Embraer has officially launched a Passenger to Freighter conversion program for the first generation of E190 and E195 jets, it announced on March 7. This confirms its announcement at last November’s Dubai Airshow that it would make a decision before the middle of this year. In a media statement, Embraer says that these E-Jets freighters are designed to meet the changing demands of e-commerce and modern trade that require fast deliveries and decentralized operations.
“Perfectly positioned to fill the gap in the freighter market between turboprops and larger narrowbody jets, our P2F E-Jet conversion hits the market as the demand for airfreight continues to take off, and as e-commerce and trade, in general, undergoes a global structural transformation,” said Arjan Meijer, President and CEO Embraer Commercial Aviation. Last December, Meijer gave a sneak preview of the freighter.
Embraer goes on to say that the freighter conversion is available for all pre-owned E190 and E195 aircraft, with entry into service expected in early 2024. Embraer sees a market for this freighter size of approximately 700 aircraft over 20 years.
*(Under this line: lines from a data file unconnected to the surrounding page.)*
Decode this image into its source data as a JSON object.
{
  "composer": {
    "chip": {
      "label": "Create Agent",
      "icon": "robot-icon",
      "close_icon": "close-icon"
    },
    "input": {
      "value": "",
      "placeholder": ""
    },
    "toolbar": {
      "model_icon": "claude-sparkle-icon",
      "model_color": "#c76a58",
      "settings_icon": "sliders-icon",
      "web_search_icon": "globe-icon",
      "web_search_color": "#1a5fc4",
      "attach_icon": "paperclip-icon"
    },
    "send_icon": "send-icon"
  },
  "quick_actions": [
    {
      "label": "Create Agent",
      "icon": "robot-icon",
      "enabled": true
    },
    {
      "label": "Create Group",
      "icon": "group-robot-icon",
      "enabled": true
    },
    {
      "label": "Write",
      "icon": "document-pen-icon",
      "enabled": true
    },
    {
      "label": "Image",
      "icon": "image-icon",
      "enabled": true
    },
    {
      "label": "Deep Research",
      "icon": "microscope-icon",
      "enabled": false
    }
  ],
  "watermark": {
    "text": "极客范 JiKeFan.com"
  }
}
This initiative comes as Embraer addresses three major opportunities:
- Current small narrowbody freighter airframes are aged, inefficient, highly polluting, and well within their retirement window;
- The ongoing transformation of the intersection between commerce, trade, and logistics, has led to unprecedented demand for airfreight across the board, and more so for same-day deliveries and decentralized operations; the perfect mission for E-Jet sized freighters;
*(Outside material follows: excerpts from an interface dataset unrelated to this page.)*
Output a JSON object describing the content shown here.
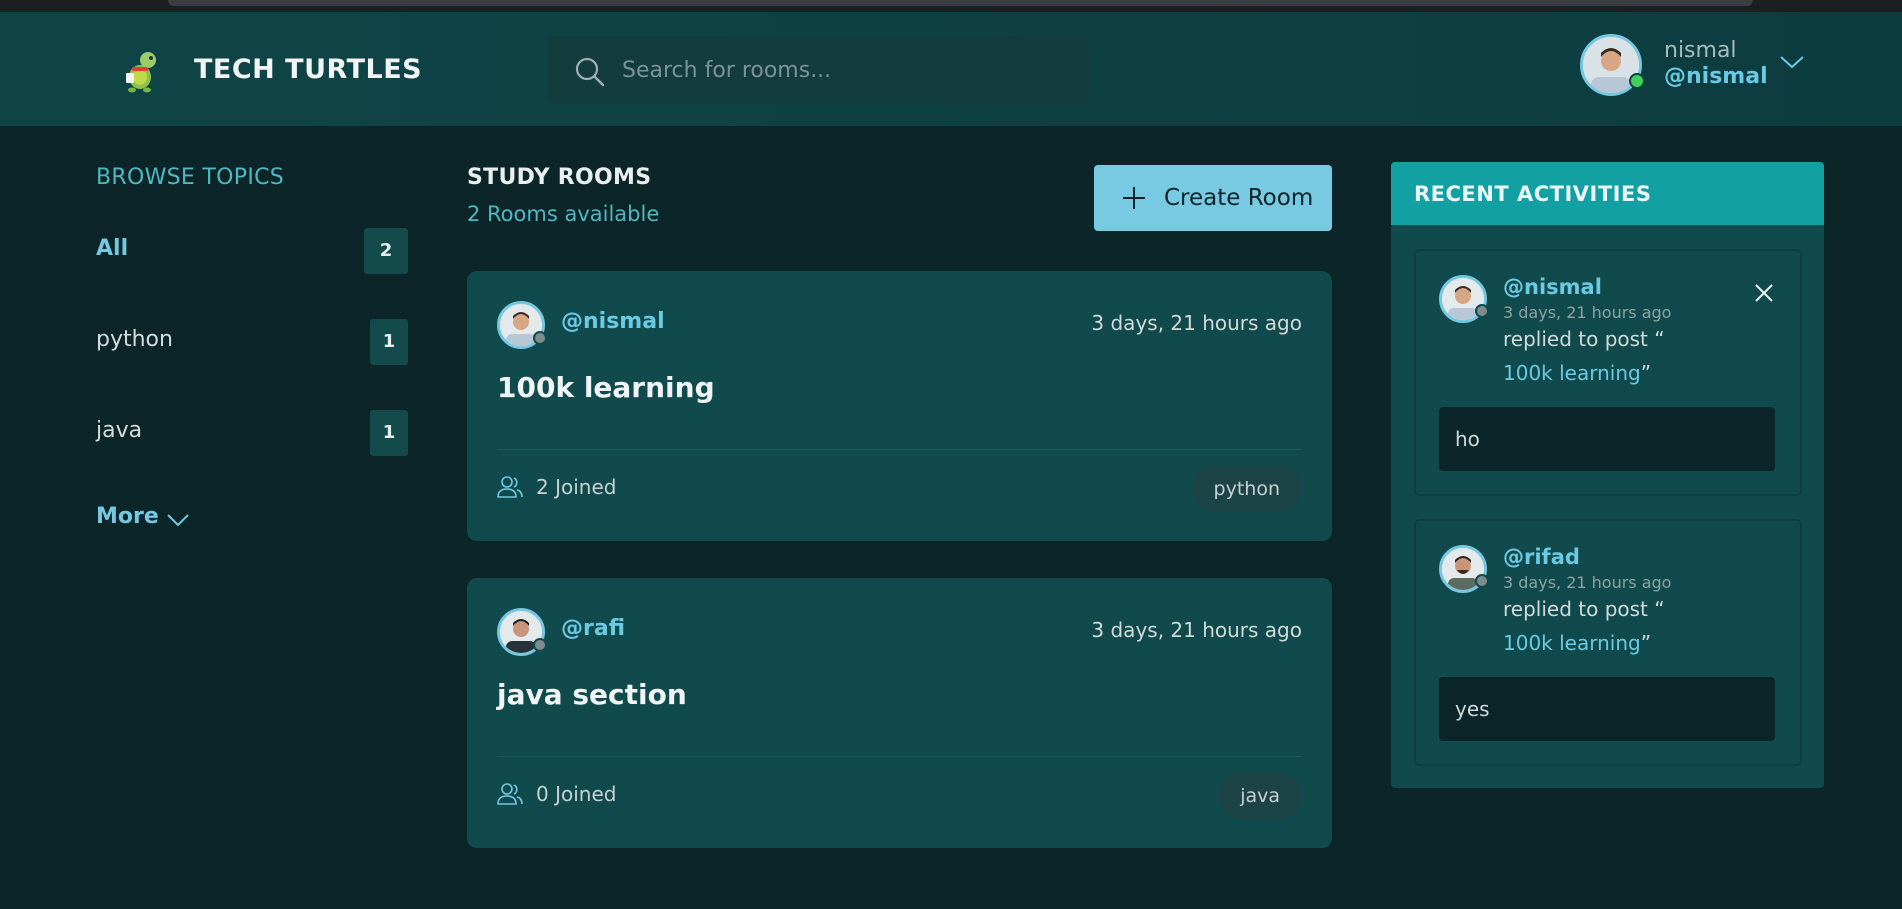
{
  "header": {
    "brand": "TECH TURTLES",
    "search_placeholder": "Search for rooms...",
    "user": {
      "name": "nismal",
      "handle": "@nismal",
      "status_color": "#3fd25a"
    }
  },
  "sidebar": {
    "title": "BROWSE TOPICS",
    "topics": [
      {
        "name": "All",
        "count": "2"
      },
      {
        "name": "python",
        "count": "1"
      },
      {
        "name": "java",
        "count": "1"
      }
    ],
    "more_label": "More"
  },
  "main": {
    "title": "STUDY ROOMS",
    "subtitle": "2 Rooms available",
    "create_label": "Create Room",
    "rooms": [
      {
        "host": "@nismal",
        "time": "3 days, 21 hours ago",
        "title": "100k learning",
        "joined": "2 Joined",
        "topic": "python"
      },
      {
        "host": "@rafi",
        "time": "3 days, 21 hours ago",
        "title": "java section",
        "joined": "0 Joined",
        "topic": "java"
      }
    ]
  },
  "activities": {
    "title": "RECENT ACTIVITIES",
    "items": [
      {
        "handle": "@nismal",
        "time": "3 days, 21 hours ago",
        "action": "replied to post “",
        "post": "100k learning",
        "post_close": "”",
        "reply": "ho"
      },
      {
        "handle": "@rifad",
        "time": "3 days, 21 hours ago",
        "action": "replied to post “",
        "post": "100k learning",
        "post_close": "”",
        "reply": "yes"
      }
    ]
  },
  "colors": {
    "background": "#0b2528",
    "header": "#0f4447",
    "card": "#114a4d",
    "accent": "#76c7e0",
    "teal_text": "#4fb8c2",
    "activity_header": "#13a0a3"
  }
}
- The earlier E-Jets that entered service around 10-15 years ago are now emerging from long-term leases and beginning their replacement cycle, continuing over the coming decade. The full cargo conversion will extend the life of the most mature E-Jets by another 10 to 15 years, and encourage their replacement with more efficient, more sustainable, and quieter aircraft.
Embraer believes its E-Jet P2F conversions will deliver “head-turning performance and economics”. They claim an E-Jet Freighter will have over 50% more volume capacity, three times the range of large cargo turboprops, and up to 30% lower operating costs than narrowbodies.
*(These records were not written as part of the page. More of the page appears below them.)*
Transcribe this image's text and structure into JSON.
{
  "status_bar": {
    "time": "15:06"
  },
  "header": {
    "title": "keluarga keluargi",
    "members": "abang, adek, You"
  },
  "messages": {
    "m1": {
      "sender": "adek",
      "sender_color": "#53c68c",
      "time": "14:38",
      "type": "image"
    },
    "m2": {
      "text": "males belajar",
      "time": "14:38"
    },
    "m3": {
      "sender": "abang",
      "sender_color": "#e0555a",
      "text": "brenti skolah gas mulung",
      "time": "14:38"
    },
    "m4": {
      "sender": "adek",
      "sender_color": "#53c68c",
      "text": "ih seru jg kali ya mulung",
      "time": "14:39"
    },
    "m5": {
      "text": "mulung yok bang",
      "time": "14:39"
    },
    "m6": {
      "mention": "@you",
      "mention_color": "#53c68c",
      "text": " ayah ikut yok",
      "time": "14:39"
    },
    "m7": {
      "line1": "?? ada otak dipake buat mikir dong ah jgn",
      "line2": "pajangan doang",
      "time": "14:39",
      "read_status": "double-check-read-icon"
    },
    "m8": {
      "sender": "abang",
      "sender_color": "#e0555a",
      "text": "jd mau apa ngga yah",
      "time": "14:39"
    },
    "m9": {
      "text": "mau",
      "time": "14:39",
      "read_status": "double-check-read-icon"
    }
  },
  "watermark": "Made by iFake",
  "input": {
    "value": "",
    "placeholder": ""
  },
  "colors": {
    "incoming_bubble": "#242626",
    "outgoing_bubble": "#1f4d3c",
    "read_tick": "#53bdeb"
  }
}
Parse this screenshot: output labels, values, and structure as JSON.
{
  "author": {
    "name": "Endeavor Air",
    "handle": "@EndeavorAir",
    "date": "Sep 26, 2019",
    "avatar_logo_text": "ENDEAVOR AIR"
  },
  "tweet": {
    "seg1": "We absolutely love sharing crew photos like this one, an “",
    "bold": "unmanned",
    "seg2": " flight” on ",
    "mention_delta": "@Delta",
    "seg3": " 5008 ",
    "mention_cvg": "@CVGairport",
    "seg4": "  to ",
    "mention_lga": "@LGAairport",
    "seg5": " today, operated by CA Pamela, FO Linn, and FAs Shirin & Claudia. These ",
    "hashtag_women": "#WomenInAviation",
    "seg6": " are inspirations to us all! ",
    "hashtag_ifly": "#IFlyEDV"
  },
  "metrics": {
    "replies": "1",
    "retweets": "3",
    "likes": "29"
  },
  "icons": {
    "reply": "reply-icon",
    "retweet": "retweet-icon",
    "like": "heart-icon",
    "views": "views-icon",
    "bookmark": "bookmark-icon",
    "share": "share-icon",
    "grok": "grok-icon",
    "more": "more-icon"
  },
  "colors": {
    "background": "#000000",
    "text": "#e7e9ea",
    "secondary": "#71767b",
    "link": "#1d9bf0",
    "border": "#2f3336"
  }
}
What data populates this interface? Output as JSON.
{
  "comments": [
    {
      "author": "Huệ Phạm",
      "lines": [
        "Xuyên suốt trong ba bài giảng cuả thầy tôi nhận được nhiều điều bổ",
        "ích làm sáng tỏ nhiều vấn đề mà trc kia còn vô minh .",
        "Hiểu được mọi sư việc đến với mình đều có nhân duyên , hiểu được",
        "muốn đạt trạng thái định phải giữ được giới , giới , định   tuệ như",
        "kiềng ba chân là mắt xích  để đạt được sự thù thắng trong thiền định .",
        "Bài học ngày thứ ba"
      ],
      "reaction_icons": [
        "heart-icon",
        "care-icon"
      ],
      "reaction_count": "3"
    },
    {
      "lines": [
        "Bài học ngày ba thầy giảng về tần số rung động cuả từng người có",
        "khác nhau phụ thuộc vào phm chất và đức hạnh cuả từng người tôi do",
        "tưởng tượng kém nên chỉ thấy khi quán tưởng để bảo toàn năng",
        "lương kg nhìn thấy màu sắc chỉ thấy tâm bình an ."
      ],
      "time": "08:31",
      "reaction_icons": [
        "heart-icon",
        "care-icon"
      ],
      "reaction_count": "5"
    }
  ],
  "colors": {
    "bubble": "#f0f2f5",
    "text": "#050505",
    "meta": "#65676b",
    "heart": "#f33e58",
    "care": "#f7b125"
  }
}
“The E-Jet air freighters will provide fast, reliable, and cost-effective service to freight forwarders, extend the revenue earning life of E-Jets, support E-Jets’ asset values and create a strong business case encouraging the replacement of earlier aircraft with modern, more efficient, passenger aircraft,” said Johann Bordais, President & CEO, Embraer Services and Support. “With more than 1,600 E-Jets delivered globally, customers of this new freighter segment will benefit from well established, mature, global services network, in addition to a comprehensive portfolio of products ready to support their operation from day one.”
Conversions are done in-house in Brazil
The conversion will be performed at Embraer’s facilities in Brazil and includes main deck front cargo door; cargo handling system; floor reinforcement; Rigid Cargo Barrier (RCB) – 9G Barrier with access door; cargo smoke detection system, including class “E” extinguishers in upper cargo compartment; Air Management System changes (cooling, pressurization, etc); interior removal and provisions for hazardous material transportation. The E190F can handle a payload of 23,600lb (10,700kg) while the E195F a payload of 27,100 lb (12,300 kg)
The idea proposed is timely for Embraer. There is an overhang with newish E-jets and the newer E2s available. The E2 has been selling slower compared to the competition. This is not because the E2 is a less compelling offering – rather the competition is frequently packaged by Airbus in such a way to stymie primarily Boeing and the Embraer with A321neo/A220 deals. This has proven to be a highly effective maneuver.
Therefore the idea of offering E190/195 operators a second life is smart. The more E190/195s are converted the more operators will opt for the newer E2. Moreover, the sharply spiking fuel price makes the E2 more attractive and the “E1” version a geat light freighter solution. Lessors owning “E1s” should grab at the conversion to ensure a longer revenue tail from their assets. The solution is not only well-tailored for e-commerce, but it is also a great mail solution.
Co-Founder AirInsight. My previous life includes stints at Shell South Africa, CIC Research, and PA Consulting. Got bitten by the aviation bug and ended up an Avgeek. Then the data bug got me, making me a curious Avgeek seeking data-driven logic. Also, I appreciate conversations with smart people from whom I learn so much. Summary: I am very fortunate to work with and converse with great people.